Media presents us with an abundance of images of people creating an inaccurate picture of who we are as a species. The bodies we see in the media are modified through motion-restricted exercise, restricted diets, the use of paints and dyes and surgical modification. These changes along with the sophisticated use of lighting and digital technology produce images that are far from mankinds true appearance. The links between this misperception and trends in social functioning are only recently becoming fully apparent.
The Erotic Museum is conducting an ongoing research project intent on recording the full breadth of natural and altered human physiology. By creating a massive image database of everyday people of every race, age and size we hope to provide the public with an enduring image of mankind’s actual appearance in all of it’s natural and unnatural forms. The project records natural skin coloration patterns, tattoos, body modifications, common body hair distribution and other characteristics seldom represented in the media. The database of images has been indexed, categorized and cross-referenced with profile data for each individual to be used in an upcoming exhibition in the Self-consciousness exhibit which explores body image and the sense of self.
planned for installation as part of The Human Body Project exhibit are
a collection of videos compiled by Richard Lawrence of Australia that
show a true side of human orgasm. The videos are only a few minutes
each and they show a head and shoulders view of individuals
masturbating in their own homes. These brief portraits give a unique

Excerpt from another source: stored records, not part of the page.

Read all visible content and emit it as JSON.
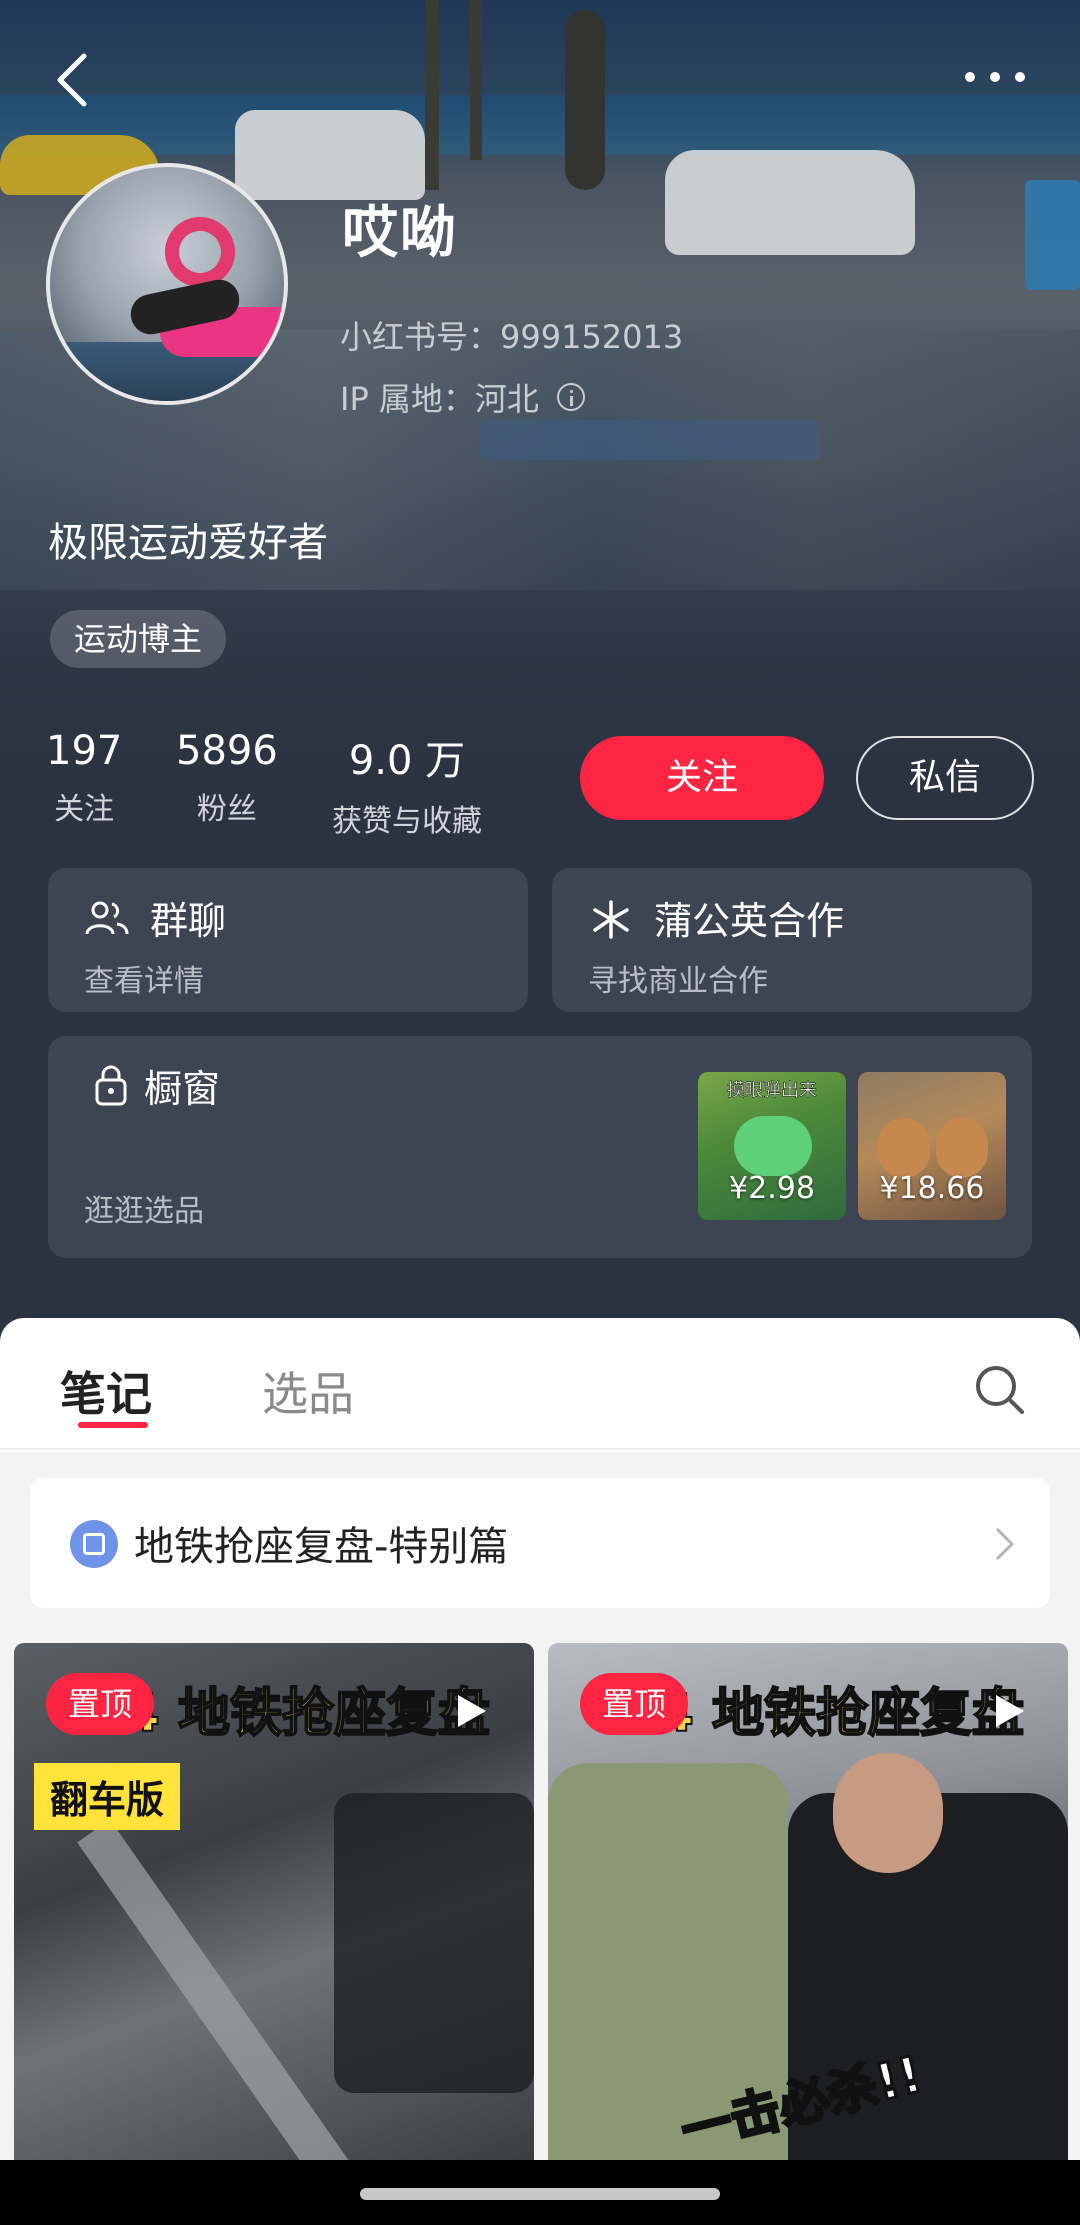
{
  "header": {
    "nickname": "哎呦",
    "red_id": "小红书号：999152013",
    "ip_location": "IP 属地：河北",
    "bio": "极限运动爱好者",
    "tag": "运动博主"
  },
  "stats": [
    {
      "value": "197",
      "label": "关注"
    },
    {
      "value": "5896",
      "label": "粉丝"
    },
    {
      "value": "9.0 万",
      "label": "获赞与收藏"
    }
  ],
  "actions": {
    "follow": "关注",
    "message": "私信"
  },
  "cards": {
    "group_chat": {
      "title": "群聊",
      "subtitle": "查看详情"
    },
    "dandelion": {
      "title": "蒲公英合作",
      "subtitle": "寻找商业合作"
    },
    "shop": {
      "title": "橱窗",
      "subtitle": "逛逛选品",
      "items": [
        {
          "price": "¥2.98",
          "caption": "摸眼弹出来"
        },
        {
          "price": "¥18.66"
        }
      ]
    }
  },
  "tabs": {
    "notes": "笔记",
    "products": "选品"
  },
  "collection": {
    "title": "地铁抢座复盘-特别篇"
  },
  "notes": [
    {
      "pin": "置顶",
      "title": "4 地铁抢座复盘",
      "badge": "翻车版"
    },
    {
      "pin": "置顶",
      "title": "1 4 地铁抢座复盘",
      "sticker": "一击必杀!!"
    }
  ],
  "colors": {
    "accent": "#ff2442",
    "bg_dark": "#2b3341",
    "card_dark": "rgba(255,255,255,0.09)"
  }
}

insight into the emotional transformation that takes place during sex.
This is a really intriguing project and not so much because of the photographs of nude people but more because it reflects our own perceptions and judgments about our bodies and sexuality right back at us. It seems like a very "in your face" exhibition that forces you to confront and hopefully re-evaluate your views of sex and sexuality.
Regina asks some very valid questions and makes a number of perceptive observations:
Eric arranges the pictures so they inspire us to recognize, and to
question, our initial assumptions about gender, sexuality and power.
Rows of images juxtapose sex, body type, age, race and body art. Each
photo features the subject’s entire body, shot from front or back or
side. Not all of the pictures are shot to the same scale, allowing for
intriguing considerations of size and perspective.
And because most subjects appear both nude and clothed, you find that your opinions about who they are change depending on which picture you saw first.
"People get mesmerized, staring for a long time," Eric says. "We
have a lot of photos so you can make a lot of different comparisons."
The longer I looked, the more I saw. A nude woman standing with her
feet apart and shoulders squared catches the eye, because it’s an
assertive stance we traditionally associate with men. A thin naked man,
who Eric tells me is a husband and father of two, also appears in
another row, looking natty in a vintage dress and platform sandals with
a matching handbag.
One woman, curvy and statuesque in her nude shot, looks dumpy in an
oversized T-shirt tucked into baggy cargo pants. Naked, she’s as
feminine and sexy as a woman can be. Clothed, she downplays breasts and
hips and hides her waist. Eric muses that she deliberately uses
clothing to neutralize her gender; I think she just thinks she’s fat
and hasn’t watched What Not to Wear.
A Harley rider who hangs out across the street from the museum stands
in profile, looking almost as tough in his nudity as he does in
leathers. Yet, in another picture, where he’s facing a woman about his
size and age, his presence morphs from intimidating to regular
middle-aged guy with a belly. Why does my perception of him change when
I see him as part of a couple?
I think this is definitely worth checking out.